Material shown:
╔══

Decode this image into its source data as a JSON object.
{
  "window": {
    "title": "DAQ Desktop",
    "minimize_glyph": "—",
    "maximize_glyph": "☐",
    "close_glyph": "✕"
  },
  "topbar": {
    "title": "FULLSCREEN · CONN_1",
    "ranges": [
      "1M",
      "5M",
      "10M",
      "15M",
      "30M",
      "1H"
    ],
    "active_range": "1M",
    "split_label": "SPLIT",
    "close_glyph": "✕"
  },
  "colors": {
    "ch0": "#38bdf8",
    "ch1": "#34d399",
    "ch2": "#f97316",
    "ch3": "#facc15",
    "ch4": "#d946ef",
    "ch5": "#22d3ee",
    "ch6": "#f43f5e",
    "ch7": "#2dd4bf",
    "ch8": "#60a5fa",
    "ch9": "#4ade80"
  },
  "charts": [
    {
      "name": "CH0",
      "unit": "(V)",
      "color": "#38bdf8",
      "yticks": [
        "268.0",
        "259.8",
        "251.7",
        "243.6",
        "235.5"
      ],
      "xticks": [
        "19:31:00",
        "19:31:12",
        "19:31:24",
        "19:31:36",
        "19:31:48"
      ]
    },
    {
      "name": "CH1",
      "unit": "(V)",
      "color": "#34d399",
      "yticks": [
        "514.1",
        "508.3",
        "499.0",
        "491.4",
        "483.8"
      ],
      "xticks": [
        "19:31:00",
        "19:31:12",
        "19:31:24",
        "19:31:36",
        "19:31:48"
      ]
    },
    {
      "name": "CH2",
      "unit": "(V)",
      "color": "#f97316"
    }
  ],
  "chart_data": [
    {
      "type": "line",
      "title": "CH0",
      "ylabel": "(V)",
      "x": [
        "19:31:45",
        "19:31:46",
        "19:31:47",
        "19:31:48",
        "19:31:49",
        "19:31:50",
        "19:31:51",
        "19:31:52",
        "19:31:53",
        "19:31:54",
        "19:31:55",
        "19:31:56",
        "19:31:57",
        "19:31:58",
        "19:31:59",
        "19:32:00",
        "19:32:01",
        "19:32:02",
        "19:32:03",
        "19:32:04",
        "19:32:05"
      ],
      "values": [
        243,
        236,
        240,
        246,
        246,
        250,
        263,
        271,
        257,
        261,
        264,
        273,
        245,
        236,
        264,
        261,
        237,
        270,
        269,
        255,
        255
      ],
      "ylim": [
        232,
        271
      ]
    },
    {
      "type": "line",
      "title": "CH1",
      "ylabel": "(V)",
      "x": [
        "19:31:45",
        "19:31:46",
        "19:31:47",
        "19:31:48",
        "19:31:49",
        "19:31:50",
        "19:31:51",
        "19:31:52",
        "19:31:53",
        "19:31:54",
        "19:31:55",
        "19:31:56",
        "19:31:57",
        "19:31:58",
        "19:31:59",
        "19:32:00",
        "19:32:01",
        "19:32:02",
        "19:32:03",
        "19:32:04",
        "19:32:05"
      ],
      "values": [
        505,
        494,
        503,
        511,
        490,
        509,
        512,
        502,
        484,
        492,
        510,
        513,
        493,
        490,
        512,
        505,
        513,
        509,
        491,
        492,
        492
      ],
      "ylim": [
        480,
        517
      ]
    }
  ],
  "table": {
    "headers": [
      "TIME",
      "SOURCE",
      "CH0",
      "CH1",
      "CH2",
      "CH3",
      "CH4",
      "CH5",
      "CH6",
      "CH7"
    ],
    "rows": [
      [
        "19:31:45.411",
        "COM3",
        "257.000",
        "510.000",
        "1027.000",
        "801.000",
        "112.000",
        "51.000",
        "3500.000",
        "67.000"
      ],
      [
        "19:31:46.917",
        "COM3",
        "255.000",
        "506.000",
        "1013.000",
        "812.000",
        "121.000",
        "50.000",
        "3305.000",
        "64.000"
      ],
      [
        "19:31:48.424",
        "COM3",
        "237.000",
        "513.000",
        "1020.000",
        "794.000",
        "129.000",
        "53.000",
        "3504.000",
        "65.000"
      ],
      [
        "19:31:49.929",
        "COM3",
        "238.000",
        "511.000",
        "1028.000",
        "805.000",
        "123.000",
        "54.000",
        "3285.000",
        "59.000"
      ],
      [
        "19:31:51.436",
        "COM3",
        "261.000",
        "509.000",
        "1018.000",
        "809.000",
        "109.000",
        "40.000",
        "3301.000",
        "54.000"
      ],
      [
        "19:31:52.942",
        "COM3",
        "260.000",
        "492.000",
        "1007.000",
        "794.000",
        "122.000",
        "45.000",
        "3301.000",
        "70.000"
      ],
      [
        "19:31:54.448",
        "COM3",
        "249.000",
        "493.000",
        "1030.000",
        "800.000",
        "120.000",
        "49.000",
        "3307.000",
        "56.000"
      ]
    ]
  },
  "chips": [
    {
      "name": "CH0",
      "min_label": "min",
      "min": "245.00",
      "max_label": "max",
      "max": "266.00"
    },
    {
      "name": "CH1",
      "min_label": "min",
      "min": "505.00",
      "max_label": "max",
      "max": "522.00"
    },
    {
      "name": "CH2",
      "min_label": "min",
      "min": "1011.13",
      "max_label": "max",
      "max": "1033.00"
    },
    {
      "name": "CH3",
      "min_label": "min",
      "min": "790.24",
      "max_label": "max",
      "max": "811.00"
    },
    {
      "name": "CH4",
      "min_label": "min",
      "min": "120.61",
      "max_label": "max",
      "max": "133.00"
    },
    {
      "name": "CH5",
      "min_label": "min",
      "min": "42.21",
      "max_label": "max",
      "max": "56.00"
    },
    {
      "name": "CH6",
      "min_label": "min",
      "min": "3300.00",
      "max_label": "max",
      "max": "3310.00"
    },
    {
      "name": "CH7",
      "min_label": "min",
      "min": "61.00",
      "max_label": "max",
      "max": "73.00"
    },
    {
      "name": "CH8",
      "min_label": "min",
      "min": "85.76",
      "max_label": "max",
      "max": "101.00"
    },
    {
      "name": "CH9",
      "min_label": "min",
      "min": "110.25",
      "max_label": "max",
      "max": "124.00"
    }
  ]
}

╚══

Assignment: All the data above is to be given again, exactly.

Solved problem:
Decode this image into its source data as a JSON object.
{
  "window": {
    "title": "DAQ Desktop",
    "minimize_glyph": "—",
    "maximize_glyph": "☐",
    "close_glyph": "✕"
  },
  "topbar": {
    "title": "FULLSCREEN · CONN_1",
    "ranges": [
      "1M",
      "5M",
      "10M",
      "15M",
      "30M",
      "1H"
    ],
    "active_range": "1M",
    "split_label": "SPLIT",
    "close_glyph": "✕"
  },
  "colors": {
    "ch0": "#38bdf8",
    "ch1": "#34d399",
    "ch2": "#f97316",
    "ch3": "#facc15",
    "ch4": "#d946ef",
    "ch5": "#22d3ee",
    "ch6": "#f43f5e",
    "ch7": "#2dd4bf",
    "ch8": "#60a5fa",
    "ch9": "#4ade80"
  },
  "charts": [
    {
      "name": "CH0",
      "unit": "(V)",
      "color": "#38bdf8",
      "yticks": [
        "268.0",
        "259.8",
        "251.7",
        "243.6",
        "235.5"
      ],
      "xticks": [
        "19:31:00",
        "19:31:12",
        "19:31:24",
        "19:31:36",
        "19:31:48"
      ]
    },
    {
      "name": "CH1",
      "unit": "(V)",
      "color": "#34d399",
      "yticks": [
        "514.1",
        "508.3",
        "499.0",
        "491.4",
        "483.8"
      ],
      "xticks": [
        "19:31:00",
        "19:31:12",
        "19:31:24",
        "19:31:36",
        "19:31:48"
      ]
    },
    {
      "name": "CH2",
      "unit": "(V)",
      "color": "#f97316"
    }
  ],
  "chart_data": [
    {
      "type": "line",
      "title": "CH0",
      "ylabel": "(V)",
      "x": [
        "19:31:45",
        "19:31:46",
        "19:31:47",
        "19:31:48",
        "19:31:49",
        "19:31:50",
        "19:31:51",
        "19:31:52",
        "19:31:53",
        "19:31:54",
        "19:31:55",
        "19:31:56",
        "19:31:57",
        "19:31:58",
        "19:31:59",
        "19:32:00",
        "19:32:01",
        "19:32:02",
        "19:32:03",
        "19:32:04",
        "19:32:05"
      ],
      "values": [
        243,
        236,
        240,
        246,
        246,
        250,
        263,
        271,
        257,
        261,
        264,
        273,
        245,
        236,
        264,
        261,
        237,
        270,
        269,
        255,
        255
      ],
      "ylim": [
        232,
        271
      ]
    },
    {
      "type": "line",
      "title": "CH1",
      "ylabel": "(V)",
      "x": [
        "19:31:45",
        "19:31:46",
        "19:31:47",
        "19:31:48",
        "19:31:49",
        "19:31:50",
        "19:31:51",
        "19:31:52",
        "19:31:53",
        "19:31:54",
        "19:31:55",
        "19:31:56",
        "19:31:57",
        "19:31:58",
        "19:31:59",
        "19:32:00",
        "19:32:01",
        "19:32:02",
        "19:32:03",
        "19:32:04",
        "19:32:05"
      ],
      "values": [
        505,
        494,
        503,
        511,
        490,
        509,
        512,
        502,
        484,
        492,
        510,
        513,
        493,
        490,
        512,
        505,
        513,
        509,
        491,
        492,
        492
      ],
      "ylim": [
        480,
        517
      ]
    }
  ],
  "table": {
    "headers": [
      "TIME",
      "SOURCE",
      "CH0",
      "CH1",
      "CH2",
      "CH3",
      "CH4",
      "CH5",
      "CH6",
      "CH7"
    ],
    "rows": [
      [
        "19:31:45.411",
        "COM3",
        "257.000",
        "510.000",
        "1027.000",
        "801.000",
        "112.000",
        "51.000",
        "3500.000",
        "67.000"
      ],
      [
        "19:31:46.917",
        "COM3",
        "255.000",
        "506.000",
        "1013.000",
        "812.000",
        "121.000",
        "50.000",
        "3305.000",
        "64.000"
      ],
      [
        "19:31:48.424",
        "COM3",
        "237.000",
        "513.000",
        "1020.000",
        "794.000",
        "129.000",
        "53.000",
        "3504.000",
        "65.000"
      ],
      [
        "19:31:49.929",
        "COM3",
        "238.000",
        "511.000",
        "1028.000",
        "805.000",
        "123.000",
        "54.000",
        "3285.000",
        "59.000"
      ],
      [
        "19:31:51.436",
        "COM3",
        "261.000",
        "509.000",
        "1018.000",
        "809.000",
        "109.000",
        "40.000",
        "3301.000",
        "54.000"
      ],
      [
        "19:31:52.942",
        "COM3",
        "260.000",
        "492.000",
        "1007.000",
        "794.000",
        "122.000",
        "45.000",
        "3301.000",
        "70.000"
      ],
      [
        "19:31:54.448",
        "COM3",
        "249.000",
        "493.000",
        "1030.000",
        "800.000",
        "120.000",
        "49.000",
        "3307.000",
        "56.000"
      ]
    ]
  },
  "chips": [
    {
      "name": "CH0",
      "min_label": "min",
      "min": "245.00",
      "max_label": "max",
      "max": "266.00"
    },
    {
      "name": "CH1",
      "min_label": "min",
      "min": "505.00",
      "max_label": "max",
      "max": "522.00"
    },
    {
      "name": "CH2",
      "min_label": "min",
      "min": "1011.13",
      "max_label": "max",
      "max": "1033.00"
    },
    {
      "name": "CH3",
      "min_label": "min",
      "min": "790.24",
      "max_label": "max",
      "max": "811.00"
    },
    {
      "name": "CH4",
      "min_label": "min",
      "min": "120.61",
      "max_label": "max",
      "max": "133.00"
    },
    {
      "name": "CH5",
      "min_label": "min",
      "min": "42.21",
      "max_label": "max",
      "max": "56.00"
    },
    {
      "name": "CH6",
      "min_label": "min",
      "min": "3300.00",
      "max_label": "max",
      "max": "3310.00"
    },
    {
      "name": "CH7",
      "min_label": "min",
      "min": "61.00",
      "max_label": "max",
      "max": "73.00"
    },
    {
      "name": "CH8",
      "min_label": "min",
      "min": "85.76",
      "max_label": "max",
      "max": "101.00"
    },
    {
      "name": "CH9",
      "min_label": "min",
      "min": "110.25",
      "max_label": "max",
      "max": "124.00"
    }
  ]
}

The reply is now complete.